▶ INSTRUCTIONS FOR THE TASK
A single number is the answer here: how many lines below include "screenshot"?

▶ INPUT RECORDS
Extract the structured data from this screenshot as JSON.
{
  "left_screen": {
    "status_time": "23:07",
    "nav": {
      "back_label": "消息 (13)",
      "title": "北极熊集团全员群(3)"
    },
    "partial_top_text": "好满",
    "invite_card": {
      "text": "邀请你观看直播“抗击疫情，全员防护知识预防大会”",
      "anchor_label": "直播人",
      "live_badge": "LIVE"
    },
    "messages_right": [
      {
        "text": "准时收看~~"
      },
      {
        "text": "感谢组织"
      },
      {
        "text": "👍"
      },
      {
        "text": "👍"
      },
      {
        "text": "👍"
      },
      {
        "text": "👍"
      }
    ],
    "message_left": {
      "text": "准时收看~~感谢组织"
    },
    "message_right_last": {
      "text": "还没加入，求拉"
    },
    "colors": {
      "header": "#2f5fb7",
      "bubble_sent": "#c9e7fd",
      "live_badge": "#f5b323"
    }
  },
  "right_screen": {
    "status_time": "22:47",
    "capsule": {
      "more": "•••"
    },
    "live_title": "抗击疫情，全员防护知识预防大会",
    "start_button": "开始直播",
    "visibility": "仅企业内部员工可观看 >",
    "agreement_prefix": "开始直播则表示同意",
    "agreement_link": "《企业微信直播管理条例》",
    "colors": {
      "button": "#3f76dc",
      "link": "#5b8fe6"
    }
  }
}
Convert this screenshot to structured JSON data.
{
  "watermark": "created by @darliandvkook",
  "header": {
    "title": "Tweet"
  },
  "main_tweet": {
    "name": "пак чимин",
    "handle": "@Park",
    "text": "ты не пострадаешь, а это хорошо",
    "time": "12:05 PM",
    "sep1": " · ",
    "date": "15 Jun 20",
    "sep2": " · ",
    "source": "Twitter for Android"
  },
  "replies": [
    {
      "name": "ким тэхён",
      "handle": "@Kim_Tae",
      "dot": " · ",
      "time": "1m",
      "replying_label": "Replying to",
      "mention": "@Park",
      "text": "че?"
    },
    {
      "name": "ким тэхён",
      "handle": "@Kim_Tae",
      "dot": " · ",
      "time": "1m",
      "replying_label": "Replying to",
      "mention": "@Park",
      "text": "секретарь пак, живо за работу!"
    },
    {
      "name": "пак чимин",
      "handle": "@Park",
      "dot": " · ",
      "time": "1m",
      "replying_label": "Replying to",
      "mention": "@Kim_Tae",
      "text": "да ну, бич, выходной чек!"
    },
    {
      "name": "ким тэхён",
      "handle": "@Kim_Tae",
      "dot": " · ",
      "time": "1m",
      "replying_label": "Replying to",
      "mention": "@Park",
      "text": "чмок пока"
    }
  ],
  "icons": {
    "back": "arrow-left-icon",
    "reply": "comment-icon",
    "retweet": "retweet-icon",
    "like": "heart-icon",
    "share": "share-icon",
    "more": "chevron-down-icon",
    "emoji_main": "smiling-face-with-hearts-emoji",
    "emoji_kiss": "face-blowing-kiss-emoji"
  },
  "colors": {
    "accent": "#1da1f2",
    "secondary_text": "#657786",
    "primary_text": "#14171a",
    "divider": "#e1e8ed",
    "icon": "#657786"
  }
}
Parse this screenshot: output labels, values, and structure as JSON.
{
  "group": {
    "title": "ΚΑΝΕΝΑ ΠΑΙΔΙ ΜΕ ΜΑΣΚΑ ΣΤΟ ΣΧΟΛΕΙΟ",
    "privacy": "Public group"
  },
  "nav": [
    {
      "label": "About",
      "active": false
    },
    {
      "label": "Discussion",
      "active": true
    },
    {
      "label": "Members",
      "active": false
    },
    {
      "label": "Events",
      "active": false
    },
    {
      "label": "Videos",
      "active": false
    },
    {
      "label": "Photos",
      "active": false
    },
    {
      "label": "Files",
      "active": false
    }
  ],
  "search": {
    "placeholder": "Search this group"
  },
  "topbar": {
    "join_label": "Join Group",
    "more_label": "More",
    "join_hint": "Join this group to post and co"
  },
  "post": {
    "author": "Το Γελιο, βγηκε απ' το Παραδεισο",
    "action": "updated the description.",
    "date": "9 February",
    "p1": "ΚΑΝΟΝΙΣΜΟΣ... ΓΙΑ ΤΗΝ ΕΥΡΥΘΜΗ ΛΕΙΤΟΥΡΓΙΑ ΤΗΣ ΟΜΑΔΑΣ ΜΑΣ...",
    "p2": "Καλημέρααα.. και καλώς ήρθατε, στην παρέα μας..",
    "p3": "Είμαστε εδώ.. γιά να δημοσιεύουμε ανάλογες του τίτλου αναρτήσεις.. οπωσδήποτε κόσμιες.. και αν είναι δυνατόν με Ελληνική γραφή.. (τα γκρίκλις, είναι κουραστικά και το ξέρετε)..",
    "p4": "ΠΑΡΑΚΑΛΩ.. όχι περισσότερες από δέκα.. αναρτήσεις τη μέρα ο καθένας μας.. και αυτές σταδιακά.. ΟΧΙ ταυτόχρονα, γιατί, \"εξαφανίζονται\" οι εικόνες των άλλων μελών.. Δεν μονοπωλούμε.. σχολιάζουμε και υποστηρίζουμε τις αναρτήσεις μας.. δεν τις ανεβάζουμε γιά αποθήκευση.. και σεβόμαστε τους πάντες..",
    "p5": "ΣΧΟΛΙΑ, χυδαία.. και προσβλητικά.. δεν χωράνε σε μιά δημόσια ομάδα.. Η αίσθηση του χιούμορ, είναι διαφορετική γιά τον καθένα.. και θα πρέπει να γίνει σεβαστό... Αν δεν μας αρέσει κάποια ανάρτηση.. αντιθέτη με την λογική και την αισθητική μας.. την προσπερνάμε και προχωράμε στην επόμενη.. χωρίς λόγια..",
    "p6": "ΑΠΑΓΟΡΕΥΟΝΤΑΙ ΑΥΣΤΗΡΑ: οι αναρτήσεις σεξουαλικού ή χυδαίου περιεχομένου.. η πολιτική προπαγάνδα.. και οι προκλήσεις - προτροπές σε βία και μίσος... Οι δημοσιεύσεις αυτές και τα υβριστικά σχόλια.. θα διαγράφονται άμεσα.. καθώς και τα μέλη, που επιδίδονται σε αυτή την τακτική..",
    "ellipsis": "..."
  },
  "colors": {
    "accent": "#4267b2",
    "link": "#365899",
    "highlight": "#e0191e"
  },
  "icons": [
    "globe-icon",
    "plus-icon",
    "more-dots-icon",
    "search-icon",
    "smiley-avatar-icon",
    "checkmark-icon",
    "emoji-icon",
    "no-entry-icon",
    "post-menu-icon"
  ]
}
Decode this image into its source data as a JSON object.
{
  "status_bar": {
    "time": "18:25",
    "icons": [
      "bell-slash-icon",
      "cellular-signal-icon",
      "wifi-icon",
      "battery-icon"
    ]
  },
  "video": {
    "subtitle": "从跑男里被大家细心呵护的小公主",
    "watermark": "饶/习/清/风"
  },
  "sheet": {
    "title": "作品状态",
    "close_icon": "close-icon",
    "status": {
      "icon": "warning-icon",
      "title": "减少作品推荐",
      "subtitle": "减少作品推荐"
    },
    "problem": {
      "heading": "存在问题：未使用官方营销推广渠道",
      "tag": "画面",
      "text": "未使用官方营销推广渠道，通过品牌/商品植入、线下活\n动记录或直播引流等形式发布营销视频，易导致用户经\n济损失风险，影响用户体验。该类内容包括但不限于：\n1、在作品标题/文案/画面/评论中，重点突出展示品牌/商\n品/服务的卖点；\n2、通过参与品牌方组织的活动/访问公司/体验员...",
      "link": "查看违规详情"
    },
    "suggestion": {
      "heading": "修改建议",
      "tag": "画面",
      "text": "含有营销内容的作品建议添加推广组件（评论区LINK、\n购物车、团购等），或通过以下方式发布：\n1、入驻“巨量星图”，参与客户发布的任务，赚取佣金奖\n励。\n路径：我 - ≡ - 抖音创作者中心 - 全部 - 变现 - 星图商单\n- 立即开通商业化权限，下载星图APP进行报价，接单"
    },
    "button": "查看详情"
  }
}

▶ EXERCISE OUTPUT
3